Apodaca: Threats against NHHS coach illustrative of bigger issues

Sometimes an unsavory news event gives us the opportunity to peel back a layer on an issue that deserves scrutiny.

Such is the case with the disturbing reports that Larry Hirst, Newport Harbor High School's longtime boys' basketball coach, has been the subject of violent threats.

Although police are still investigating, school officials have temporarily suspended the basketball program, and have indicated that parents or students associated with the team might have been the source of the threats. Hirst, who also teaches at Newport Harbor, has resigned his coaching post.

However the case is resolved, it's unfortunately all too easy to believe that parents or kids are capable of such ugly behavior revolving around youth sports.

Call me blasphemous, call me un-American, but when it comes to sports, I think we've lost our collective minds.

From dads who start planning their children's athletic careers while they're still in utero to a professional football program that paid players to injure opponents to the jaw-dropping $2.15 billion that Magic Johnson and other investors agreed to pay for the Dodgers, sports-induced insanity is as embedded in our culture as hot dogs and lemonade stands.

But what's really perplexing is the outrageous behavior of parents when it comes to youth sports.

You'd think that activities involving kids would bring out the best in us. Instead, many of us morph into demanding, petulant, excuse-making lunatics when children's athletics are concerned.

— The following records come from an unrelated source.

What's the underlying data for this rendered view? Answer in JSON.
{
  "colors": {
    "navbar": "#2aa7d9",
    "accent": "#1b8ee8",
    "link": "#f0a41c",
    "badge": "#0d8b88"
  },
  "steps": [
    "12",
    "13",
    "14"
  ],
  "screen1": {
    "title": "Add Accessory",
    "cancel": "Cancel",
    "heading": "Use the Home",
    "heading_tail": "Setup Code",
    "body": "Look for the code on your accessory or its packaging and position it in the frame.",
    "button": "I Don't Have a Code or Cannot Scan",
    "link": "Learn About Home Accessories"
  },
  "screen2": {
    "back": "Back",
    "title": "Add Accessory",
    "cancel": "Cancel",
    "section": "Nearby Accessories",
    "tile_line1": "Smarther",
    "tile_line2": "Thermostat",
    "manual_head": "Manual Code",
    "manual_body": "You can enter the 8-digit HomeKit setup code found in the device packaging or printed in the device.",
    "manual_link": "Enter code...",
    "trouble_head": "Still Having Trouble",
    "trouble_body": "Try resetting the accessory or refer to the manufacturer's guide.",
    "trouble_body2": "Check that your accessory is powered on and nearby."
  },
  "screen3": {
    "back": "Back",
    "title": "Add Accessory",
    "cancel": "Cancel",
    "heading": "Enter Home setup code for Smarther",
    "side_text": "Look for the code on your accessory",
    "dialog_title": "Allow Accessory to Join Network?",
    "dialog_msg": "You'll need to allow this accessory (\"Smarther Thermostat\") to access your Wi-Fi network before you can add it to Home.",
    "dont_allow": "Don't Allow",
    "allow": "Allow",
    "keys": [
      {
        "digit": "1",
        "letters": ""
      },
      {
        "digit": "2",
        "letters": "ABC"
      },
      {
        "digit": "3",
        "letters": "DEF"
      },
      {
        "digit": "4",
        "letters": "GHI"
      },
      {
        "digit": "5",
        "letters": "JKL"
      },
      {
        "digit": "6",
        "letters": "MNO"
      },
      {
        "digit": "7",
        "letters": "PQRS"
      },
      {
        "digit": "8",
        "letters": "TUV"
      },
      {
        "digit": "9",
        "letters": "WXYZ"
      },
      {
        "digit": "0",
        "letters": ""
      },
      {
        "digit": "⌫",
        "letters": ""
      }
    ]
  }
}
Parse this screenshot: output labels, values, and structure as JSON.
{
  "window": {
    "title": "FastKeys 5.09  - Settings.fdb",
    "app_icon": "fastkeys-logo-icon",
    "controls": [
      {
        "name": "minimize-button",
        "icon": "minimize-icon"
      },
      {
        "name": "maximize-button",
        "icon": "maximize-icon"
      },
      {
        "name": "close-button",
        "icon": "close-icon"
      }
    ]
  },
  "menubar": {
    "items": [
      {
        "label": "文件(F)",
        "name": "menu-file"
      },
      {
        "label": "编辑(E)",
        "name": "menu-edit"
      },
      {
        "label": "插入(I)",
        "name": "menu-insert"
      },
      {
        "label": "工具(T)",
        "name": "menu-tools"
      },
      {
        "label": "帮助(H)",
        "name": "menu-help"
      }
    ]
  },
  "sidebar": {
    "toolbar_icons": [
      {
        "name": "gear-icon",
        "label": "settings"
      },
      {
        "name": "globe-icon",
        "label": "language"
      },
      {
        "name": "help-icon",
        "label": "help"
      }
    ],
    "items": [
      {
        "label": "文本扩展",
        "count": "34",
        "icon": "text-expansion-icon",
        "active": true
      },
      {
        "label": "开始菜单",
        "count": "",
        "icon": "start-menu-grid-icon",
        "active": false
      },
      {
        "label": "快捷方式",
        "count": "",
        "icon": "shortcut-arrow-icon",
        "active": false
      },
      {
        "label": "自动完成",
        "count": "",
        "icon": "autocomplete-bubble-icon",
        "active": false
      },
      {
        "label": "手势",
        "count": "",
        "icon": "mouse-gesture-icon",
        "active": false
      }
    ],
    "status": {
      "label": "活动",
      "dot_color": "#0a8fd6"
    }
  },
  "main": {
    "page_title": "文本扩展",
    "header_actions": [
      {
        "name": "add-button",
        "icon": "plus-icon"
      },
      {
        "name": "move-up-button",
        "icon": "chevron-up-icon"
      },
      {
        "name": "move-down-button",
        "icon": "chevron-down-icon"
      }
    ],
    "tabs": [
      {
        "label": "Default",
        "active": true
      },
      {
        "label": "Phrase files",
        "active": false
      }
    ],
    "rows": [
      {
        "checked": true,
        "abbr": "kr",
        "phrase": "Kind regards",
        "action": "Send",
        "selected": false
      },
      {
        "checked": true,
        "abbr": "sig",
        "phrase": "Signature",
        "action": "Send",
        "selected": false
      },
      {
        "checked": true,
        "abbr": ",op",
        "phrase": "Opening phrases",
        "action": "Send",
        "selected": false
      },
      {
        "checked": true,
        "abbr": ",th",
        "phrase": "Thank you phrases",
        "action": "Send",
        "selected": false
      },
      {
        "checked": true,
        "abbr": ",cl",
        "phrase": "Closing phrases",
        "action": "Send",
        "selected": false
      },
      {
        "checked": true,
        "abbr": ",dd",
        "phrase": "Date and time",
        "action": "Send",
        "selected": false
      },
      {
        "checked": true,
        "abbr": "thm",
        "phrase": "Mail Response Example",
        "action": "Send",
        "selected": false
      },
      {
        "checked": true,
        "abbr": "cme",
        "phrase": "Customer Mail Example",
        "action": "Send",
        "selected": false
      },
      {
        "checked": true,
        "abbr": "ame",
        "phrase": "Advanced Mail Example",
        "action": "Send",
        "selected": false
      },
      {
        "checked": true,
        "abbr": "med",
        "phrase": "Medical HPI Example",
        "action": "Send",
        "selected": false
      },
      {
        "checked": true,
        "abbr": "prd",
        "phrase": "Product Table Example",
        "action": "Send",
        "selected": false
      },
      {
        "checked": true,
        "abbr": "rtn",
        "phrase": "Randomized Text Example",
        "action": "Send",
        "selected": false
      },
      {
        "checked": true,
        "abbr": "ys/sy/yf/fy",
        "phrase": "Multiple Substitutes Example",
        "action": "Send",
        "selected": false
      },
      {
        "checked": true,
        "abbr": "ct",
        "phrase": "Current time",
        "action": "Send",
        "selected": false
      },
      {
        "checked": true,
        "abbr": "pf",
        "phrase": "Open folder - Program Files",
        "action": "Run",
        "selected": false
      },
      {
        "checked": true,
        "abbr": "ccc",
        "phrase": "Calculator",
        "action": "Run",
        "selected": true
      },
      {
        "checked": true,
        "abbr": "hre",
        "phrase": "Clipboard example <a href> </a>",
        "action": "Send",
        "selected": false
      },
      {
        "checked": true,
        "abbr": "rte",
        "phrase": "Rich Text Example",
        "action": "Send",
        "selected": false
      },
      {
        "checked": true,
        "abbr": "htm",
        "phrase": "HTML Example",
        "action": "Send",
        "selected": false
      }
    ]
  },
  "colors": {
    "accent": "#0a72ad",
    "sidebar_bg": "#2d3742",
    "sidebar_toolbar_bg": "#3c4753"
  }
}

To be sure, youth sports, from AYSO to club teams to high-school programs, can provide a wonderfully positive experience for kids and their parents. At their best, they impart self-esteem, camaraderie and good citizenship, as well as foster values of perseverance and teamwork.

It doesn't always work out that way, though. Too often, sports are a catalyst for unseemly behavior, unrealistic expectations and ruthlessness masquerading as competitiveness.

We push our kids to perform, scream at referees and chastise coaches for perceived slights. We counsel our children to respect authority while betraying our own contempt, and handle defeat like 5-year-olds.

Most of the time, this behavior doesn't rise above the level of boorishness. But sometimes it escalates into violent, criminal behavior, and then we all wonder how things went so horribly astray.

Just to be straight, when I refer to "we," I'm looking straight in the mirror.

While I've never yelled at or threatened a coach, I can't excuse myself from getting my priorities out of whack or acting ungraciously at times. And as much as I love my husband, there have been moments at our sons' games when I've imagined stuffing a sock in his mouth.

Of course, some people are already unhinged, with or without sports. But why do usually rational people go completely bonkers when it comes to youth athletics?

"I see this literally every day in my office," said Dr. Casey Cooper, a sports psychologist based in Lake Forest. "Well-intentioned, well-educated, law-abiding people that get so impassioned by their kids' activities" that they act inappropriately.

Such behavior tends to escalate when sports are involved, she said, partly due to the physical component, which fuels aggressiveness. But Cooper suggested that it's also because of the societal pass given to improper behavior concerning athletics, as if we believe conduct related to sports should be judged separately and more leniently than in another context.

Indeed, we parents get plenty of reinforcement from a culture that worships sports beyond reason and treats professional athletes as demigods, even when they misbehave.

With apologies to my esteemed colleagues, even this newspaper is guilty of feeding the frenzy. We are treated to copious news stories about local sports, and an "Athlete of the Week," chosen from Newport-Mesa schools. Do we have a "Scholar of the Week?" An "Artist of the Week?"

Some blame must also go to schools, which play a part in elevating sports and athletes to an exaggeratedly exalted status.

A few days ago, I discussed the Hirst story with a friend. She mentioned that she and her husband both played college sports, but realized early on that their son lacked the athletic gene. They didn't push him into sports, she said, and were honest about his chances of getting significant playing time if he chose to do so.

They also encouraged their son to appreciate his talents in other areas. He graduated near the top of his class, and now attends a highly ranked university. Yet my friend couldn't help feeling dismayed that her boy's stellar scholastic record received scant notice compared with the accolades heaped on student-athletes.

Some coaches — not all, but definitely some — also feed the hysteria by taking too seriously the old Vince Lombardi line, "Winning isn't everything; it's the only thing."

These are the coaches who expect kids to live or die by their sport, demand an unreasonable commitment of time and resources, and belittle rather than encourage their players.

But it all comes back to parents, the first line of influence on kids.

Whoever made the threats against Hirst, perhaps we all need reminding that high school basketball isn't the most important thing in the world. Take heed: According to the NCAA, only 3% of high-school basketball players go on to play college ball.

For the other 97%, there's a great, big world out there that doesn't revolve around a game.

PATRICE APODACA is a Newport-Mesa public school parent and former Los Angeles Times staff writer. She is also a regular contributor to Orange Coast magazine. She lives in Newport Beach.

Copyright © 2019, Daily Pilot
EDITION: California | U.S. & World